The White House agrees with the 114,000+ of you who believe that consumers should be able to unlock their cell phones without risking criminal or other penalties. In fact, we believe the same principle should also apply to tablets, which are increasingly similar to smart phones. And if you have paid for your mobile device, and aren't bound by a service agreement or other obligation, you should be able to use it on another network. It's common sense, crucial for protecting consumer choice, and important for ensuring we continue to have the vibrant, competitive wireless market that delivers innovative products and solid service to meet consumers' needs.
Derek Khanna is a former Republican Hill staffer who has been one of the driving forces behind the effort. He wrote earlier for Townhall on the push for cell phone freedom, and said in a statement today:
This is terrific news. It shows the power of the people to affirmatively act to fix policy rather than just stop bad policy. We the people have this power when we come together to fight for positive, common-sense solutions. This is a major affirmative victory for the digital generation that stood up against censorship of the internet through SOPA a year ago. The work of this movement is not done, now Congress must follow through - and it will require continued activism and engagement from average people who made this possible. I commend Sina Khanifar for creating this petition, and the many coalition members who joined in this effort including Public Knowledge and the National College Republicans.
Whether or not this push ends in actual action from the White House remains to be seen. But this is an important step in the process.
UPDATE: Rep. Jason Chaffetz (R.-Utah) has stated he's going to move on the cell phone unlocking project:

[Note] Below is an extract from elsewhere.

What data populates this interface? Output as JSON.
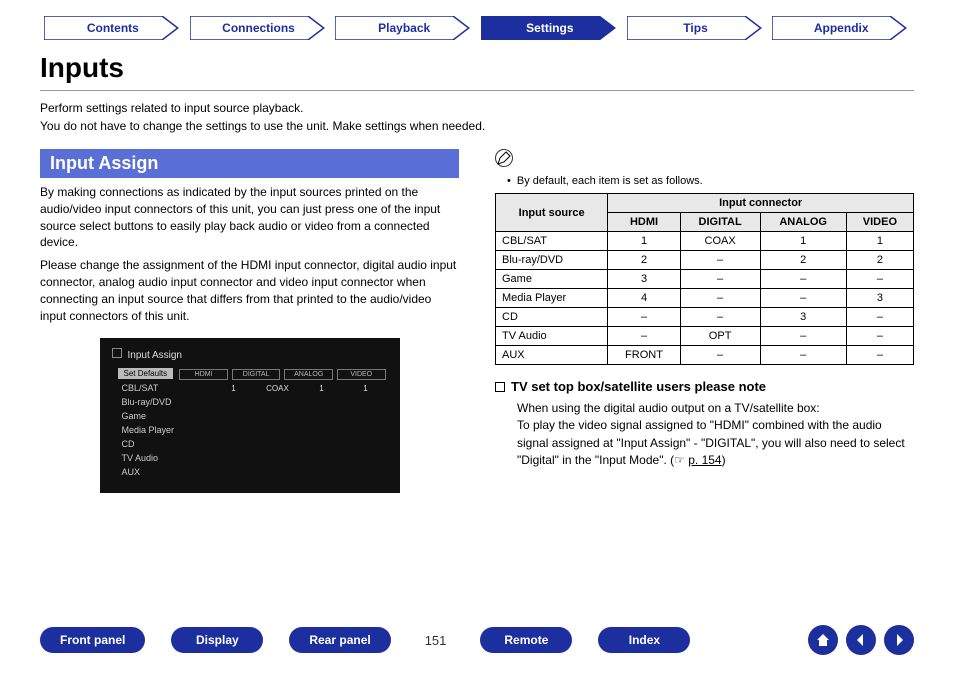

Working on leg to unlock your mobile phones.It is a freedom issue.You own the phone, you should be able to unlock it. .@derekkhanna— Jason Chaffetz (@jasoninthehouse) March 5, 2013
The Wisdom of Bastiat, as Revealed by Great Moments in Federal, State, and Local Government | Daniel J. Mitchell